Las Vegas struggles with consistency from its offensive line and the shuffling of players at different positions exemplify the team's troubles in this area. Ekwonu is a stabilizing force who plays with an unapologetic attitude when blocking his opponents. An imposing figure at 6'4", 320 pounds, he utilizes his size and aggressive mentality to dominate his area. The Raiders may turn to such a player to help enhance a culture of blocking dominance.
26. Buccaneers: Kingsley Enagbare, EDGE, South Carolina
Tampa is a veteran team with many players older than 30 years of age, and a roster full of unrestricted free agents (26 UFAs). The defensive pass rushing aspect of Tampa's defense is an area that needs an infusion of talent. Enagbare is quickly moving up many draft boards because of his noticeable production this season. Amassing 3.5 sacks and four tackles for loss, Enagbare showcases a knack for penetrating beyond the line of scrimmage and disrupting offensive players' ability to execute plays.
27. Bills: Chris Olave, WR, Ohio State
The Bills are an emerging powerhouse in the AFC. After a thorough beat down of the Chiefs in Kansas City, Buffalo is looking like a team that may challenge for Super Bowls for several years. Maintaining the success, especially offensively that the Bills have developed, drafting a young receiver may offer future continuity in the passing game. Olave is a polished wideout with excellent awareness and body control. His ability to create separation, find soft spots in defensive coverages and win contested passes makes him an affordable receiving option for the small market Bills.
28. Packers: Roger McCreary, CB, Auburn
Green Bay has been lukewarm on the effectiveness of corner back, Kevin King for the past couple of years, so they may be looking to upgrade that position. McCleary plays with an edge and toughness reminiscent of Packers defensive backs from the Lombardi era. McCleary's closing burst enables him to quickly undercut ball carriers and limit how far they get downfield. A physical defensive back with good hands and game changing ability, McCleary could fit in nicely to Green Bay's secondary.
29. Cowboys: Devin Lloyd, LB, Utah
Dallas has already parted ways with linebacker Jaylon Smith, is it possible ties are cut with unrestricted free agent, Leighton Vander Esch at season's end? If so, then taking the multitalented Lloyd could be a pragmatic decision the Cowboys undertake. Lloyd has the size (6-3, 232 lbs) to play as an inside backer, while his athleticism allows him to drop into coverage on passing downs.
30. Ravens: Myjai Sanders, EDGE, Cincinnati

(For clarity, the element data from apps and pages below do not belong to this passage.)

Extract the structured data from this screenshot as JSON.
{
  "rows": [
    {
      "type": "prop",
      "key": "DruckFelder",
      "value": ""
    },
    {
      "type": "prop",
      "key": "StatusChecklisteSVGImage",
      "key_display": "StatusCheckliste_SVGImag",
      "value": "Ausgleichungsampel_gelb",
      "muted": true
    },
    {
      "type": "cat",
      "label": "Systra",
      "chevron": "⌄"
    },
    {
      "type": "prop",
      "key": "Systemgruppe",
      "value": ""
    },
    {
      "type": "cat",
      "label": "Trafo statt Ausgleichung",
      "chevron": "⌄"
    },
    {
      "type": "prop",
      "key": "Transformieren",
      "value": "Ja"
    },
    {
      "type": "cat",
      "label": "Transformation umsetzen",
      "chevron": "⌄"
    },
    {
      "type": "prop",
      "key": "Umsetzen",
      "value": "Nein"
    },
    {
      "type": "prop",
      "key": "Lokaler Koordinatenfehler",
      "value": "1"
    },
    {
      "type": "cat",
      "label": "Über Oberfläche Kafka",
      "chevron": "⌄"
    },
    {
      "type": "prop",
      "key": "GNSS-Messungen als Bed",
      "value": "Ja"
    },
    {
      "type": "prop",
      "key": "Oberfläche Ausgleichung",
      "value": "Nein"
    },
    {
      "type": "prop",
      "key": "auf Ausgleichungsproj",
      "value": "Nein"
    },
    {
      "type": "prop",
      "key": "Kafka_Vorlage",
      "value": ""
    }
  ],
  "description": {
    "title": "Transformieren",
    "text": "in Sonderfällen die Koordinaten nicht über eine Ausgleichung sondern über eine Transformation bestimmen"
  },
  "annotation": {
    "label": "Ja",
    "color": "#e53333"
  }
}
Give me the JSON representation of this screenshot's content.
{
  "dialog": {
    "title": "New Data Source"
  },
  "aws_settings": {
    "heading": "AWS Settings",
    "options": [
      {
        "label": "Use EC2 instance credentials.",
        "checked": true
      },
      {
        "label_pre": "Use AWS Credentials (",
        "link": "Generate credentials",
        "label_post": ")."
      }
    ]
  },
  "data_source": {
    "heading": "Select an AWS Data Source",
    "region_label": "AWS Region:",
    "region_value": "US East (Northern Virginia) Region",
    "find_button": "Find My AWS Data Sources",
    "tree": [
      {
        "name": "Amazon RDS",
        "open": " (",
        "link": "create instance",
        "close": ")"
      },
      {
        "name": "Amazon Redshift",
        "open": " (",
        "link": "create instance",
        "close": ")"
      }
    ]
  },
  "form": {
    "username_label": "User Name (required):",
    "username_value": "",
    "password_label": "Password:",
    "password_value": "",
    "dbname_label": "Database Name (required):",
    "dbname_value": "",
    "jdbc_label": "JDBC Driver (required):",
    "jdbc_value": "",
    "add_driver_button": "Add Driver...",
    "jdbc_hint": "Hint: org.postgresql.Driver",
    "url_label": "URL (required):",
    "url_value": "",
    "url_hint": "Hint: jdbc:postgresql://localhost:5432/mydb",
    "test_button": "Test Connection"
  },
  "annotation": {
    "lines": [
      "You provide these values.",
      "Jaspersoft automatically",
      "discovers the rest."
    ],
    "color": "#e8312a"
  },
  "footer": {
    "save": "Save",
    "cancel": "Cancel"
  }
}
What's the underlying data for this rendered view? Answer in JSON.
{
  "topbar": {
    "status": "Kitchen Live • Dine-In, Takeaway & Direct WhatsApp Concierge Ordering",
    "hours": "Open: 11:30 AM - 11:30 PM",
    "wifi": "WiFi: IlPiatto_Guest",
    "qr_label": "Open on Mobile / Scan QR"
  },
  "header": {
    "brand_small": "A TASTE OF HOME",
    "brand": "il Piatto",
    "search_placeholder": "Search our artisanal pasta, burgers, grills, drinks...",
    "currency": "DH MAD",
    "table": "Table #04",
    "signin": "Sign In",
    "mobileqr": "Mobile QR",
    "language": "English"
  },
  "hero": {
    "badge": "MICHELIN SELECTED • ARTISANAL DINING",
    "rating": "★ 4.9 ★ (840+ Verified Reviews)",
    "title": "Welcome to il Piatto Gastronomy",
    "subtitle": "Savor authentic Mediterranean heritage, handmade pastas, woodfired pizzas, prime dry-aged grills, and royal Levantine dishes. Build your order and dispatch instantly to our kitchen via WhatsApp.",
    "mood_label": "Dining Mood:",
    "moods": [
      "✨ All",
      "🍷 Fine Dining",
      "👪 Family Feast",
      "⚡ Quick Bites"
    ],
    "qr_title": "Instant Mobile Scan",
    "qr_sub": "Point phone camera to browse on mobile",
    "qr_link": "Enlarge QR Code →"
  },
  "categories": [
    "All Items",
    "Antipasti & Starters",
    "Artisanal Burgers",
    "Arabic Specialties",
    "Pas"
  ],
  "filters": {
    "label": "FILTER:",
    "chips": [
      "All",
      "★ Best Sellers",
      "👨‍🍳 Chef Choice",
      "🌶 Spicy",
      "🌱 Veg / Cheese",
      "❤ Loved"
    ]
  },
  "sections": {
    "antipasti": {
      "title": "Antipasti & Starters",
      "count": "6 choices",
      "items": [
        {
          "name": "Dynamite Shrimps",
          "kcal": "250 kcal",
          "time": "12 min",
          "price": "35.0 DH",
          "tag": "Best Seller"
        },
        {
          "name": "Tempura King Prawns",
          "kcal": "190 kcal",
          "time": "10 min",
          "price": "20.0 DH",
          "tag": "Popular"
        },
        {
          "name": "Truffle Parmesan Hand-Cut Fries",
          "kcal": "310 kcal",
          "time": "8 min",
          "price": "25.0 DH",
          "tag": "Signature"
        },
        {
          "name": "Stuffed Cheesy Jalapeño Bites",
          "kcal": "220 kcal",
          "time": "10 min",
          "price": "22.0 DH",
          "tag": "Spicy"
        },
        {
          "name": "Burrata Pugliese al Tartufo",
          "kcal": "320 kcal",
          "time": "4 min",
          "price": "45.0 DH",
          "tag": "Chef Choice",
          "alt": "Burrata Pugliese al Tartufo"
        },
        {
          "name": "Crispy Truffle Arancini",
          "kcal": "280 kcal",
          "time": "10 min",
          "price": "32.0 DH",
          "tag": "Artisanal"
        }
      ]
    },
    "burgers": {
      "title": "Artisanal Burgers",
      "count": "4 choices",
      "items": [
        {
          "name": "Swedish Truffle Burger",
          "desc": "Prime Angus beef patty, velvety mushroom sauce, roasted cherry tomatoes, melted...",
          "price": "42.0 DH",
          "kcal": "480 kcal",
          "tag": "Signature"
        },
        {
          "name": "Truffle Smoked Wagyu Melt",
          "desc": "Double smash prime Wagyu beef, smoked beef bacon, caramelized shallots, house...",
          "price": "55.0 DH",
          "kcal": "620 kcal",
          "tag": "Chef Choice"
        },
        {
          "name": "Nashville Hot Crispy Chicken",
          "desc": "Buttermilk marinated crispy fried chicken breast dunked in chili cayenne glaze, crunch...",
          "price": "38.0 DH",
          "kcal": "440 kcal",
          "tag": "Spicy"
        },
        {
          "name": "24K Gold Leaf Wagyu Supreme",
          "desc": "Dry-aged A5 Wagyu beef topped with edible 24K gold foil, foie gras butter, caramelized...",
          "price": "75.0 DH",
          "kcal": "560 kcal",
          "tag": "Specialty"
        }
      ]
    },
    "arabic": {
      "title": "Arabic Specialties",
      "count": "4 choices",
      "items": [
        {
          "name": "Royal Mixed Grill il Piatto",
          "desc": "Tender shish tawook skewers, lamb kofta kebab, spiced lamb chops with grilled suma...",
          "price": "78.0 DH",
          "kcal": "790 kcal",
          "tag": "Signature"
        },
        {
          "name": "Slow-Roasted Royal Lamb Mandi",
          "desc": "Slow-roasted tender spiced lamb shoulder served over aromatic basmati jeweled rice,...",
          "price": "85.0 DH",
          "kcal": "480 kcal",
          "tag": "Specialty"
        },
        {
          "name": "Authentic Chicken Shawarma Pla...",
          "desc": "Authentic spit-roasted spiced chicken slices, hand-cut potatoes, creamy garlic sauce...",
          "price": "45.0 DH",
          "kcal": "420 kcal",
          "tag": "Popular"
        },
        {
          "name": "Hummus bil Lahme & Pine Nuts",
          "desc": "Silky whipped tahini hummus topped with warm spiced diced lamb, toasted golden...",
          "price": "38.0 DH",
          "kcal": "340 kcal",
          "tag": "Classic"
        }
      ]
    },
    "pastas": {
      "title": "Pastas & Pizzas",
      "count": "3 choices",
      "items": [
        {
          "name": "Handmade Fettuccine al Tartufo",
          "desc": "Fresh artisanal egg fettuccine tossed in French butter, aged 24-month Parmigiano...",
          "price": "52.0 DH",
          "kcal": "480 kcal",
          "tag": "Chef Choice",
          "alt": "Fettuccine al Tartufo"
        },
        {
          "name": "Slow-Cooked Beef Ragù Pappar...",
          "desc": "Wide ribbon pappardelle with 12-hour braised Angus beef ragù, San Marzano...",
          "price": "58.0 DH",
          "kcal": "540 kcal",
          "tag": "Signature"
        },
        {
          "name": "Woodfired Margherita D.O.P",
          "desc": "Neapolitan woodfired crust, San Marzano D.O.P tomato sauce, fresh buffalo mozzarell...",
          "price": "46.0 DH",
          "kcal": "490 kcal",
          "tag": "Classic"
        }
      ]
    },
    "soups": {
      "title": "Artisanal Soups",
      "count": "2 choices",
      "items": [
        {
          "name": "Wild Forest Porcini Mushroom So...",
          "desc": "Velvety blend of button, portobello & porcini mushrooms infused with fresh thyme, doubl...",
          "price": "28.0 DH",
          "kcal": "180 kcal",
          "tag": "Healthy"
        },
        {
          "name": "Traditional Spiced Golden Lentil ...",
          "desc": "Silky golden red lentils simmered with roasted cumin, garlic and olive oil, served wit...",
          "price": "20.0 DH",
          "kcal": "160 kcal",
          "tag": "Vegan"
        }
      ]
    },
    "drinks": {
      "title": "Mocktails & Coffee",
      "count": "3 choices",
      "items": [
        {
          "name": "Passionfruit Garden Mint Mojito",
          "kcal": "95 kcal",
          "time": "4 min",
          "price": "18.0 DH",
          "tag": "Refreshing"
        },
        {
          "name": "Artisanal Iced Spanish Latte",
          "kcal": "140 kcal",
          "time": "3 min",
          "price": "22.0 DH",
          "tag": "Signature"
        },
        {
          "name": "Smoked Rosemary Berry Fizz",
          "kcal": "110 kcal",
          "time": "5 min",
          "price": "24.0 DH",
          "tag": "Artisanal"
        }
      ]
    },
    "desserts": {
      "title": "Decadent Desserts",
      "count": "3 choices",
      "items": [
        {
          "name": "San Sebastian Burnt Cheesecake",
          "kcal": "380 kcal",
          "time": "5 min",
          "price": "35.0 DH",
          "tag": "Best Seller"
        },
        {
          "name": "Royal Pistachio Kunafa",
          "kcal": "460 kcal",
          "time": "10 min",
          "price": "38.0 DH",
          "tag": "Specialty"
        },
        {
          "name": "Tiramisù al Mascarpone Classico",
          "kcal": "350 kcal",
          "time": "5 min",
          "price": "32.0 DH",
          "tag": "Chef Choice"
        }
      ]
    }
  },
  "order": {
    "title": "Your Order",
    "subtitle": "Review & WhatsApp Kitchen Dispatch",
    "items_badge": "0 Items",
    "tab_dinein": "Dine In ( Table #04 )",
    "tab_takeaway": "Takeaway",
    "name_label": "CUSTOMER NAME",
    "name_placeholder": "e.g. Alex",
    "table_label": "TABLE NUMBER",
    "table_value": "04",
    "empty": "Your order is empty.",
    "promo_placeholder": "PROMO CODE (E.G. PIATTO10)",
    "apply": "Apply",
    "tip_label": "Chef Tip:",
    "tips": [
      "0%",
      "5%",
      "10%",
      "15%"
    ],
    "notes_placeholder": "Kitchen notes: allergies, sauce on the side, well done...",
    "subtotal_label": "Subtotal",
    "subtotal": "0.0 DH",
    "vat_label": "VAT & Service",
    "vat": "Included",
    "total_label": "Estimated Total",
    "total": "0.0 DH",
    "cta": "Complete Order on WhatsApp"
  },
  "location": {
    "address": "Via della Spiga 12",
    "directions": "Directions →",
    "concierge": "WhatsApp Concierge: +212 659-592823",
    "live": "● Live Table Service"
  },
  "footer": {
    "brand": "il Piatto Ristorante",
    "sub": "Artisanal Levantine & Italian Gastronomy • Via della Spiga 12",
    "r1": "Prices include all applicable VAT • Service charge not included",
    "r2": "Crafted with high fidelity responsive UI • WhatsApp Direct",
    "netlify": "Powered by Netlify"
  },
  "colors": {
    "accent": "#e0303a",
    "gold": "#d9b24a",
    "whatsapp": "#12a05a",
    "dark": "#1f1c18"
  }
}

Sanders is being noticed due in part because of the success and national ranking his team is achieving. The other reason he's piqued scouts' interest is his active game play and increasing success against opponents. At 6-foot-5 and 258 pounds, Sanders moves well and navigates his way past blockers making tackles and completing his defensive assignments. He's a solid player with incredible potential to become a special one.
31. Chargers: Jordan Davis, DT, Georgia
Davis is a force to be reckoned with along the line of scrimmage and tends to collapse offensive pockets with impunity. Incredibly strong and unusually athletic, Jordan has to be double-teamed consistently or he may disrupt plays before they fully develop. If he tests well at the combine, he may not last this far into the first round. The Chargers could definitely use a player of his caliber, especially since their current nose tackle (Linval Joseph) is a free agent at season's end.
32. Cardinals: Jalen Wydermeyer, TE, Texas A&M
Wydermyer is athletic and possesses NFL caliber speed for a tight end that can alter defensive coverages. A big target with soft hands, Wydemyer would excel in Arizona's wide open offense. Because of the talented receivers on the roster, he would typically face single coverage, with his size and quickness making him a mismatch for defenses. The Cardinals could become as dominate offensively as the Chiefs have been these past few years, should they choose to incorporate his talents.